• [WHAT IS BEING ASKED]:
Your result will be the set of lines with "ffffff", copied from the material below.
------------------------------
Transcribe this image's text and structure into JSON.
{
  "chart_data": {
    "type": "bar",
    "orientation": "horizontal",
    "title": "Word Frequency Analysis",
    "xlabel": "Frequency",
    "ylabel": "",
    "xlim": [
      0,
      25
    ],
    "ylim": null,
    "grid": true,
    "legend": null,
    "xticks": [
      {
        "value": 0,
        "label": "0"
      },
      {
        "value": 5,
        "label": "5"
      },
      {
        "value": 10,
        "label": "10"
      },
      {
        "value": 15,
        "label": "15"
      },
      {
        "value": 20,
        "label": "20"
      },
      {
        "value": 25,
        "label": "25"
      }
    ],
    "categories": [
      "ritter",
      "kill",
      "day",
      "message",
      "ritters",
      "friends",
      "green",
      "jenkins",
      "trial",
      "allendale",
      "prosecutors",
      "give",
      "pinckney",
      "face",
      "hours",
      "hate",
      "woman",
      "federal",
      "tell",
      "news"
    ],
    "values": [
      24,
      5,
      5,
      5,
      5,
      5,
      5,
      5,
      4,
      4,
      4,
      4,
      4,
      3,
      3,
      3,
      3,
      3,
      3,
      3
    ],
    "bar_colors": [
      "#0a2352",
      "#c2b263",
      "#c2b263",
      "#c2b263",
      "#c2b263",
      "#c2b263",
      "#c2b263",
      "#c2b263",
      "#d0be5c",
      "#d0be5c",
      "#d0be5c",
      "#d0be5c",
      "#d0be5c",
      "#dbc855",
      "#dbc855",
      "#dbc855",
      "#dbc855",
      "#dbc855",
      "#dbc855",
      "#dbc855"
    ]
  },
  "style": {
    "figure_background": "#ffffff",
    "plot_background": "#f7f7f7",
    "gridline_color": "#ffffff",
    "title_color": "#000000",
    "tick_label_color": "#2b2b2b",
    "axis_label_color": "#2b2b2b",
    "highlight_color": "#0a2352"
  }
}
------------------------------
• [SOLUTION TO THIS TASK]:
    "figure_background": "#ffffff",
    "gridline_color": "#ffffff",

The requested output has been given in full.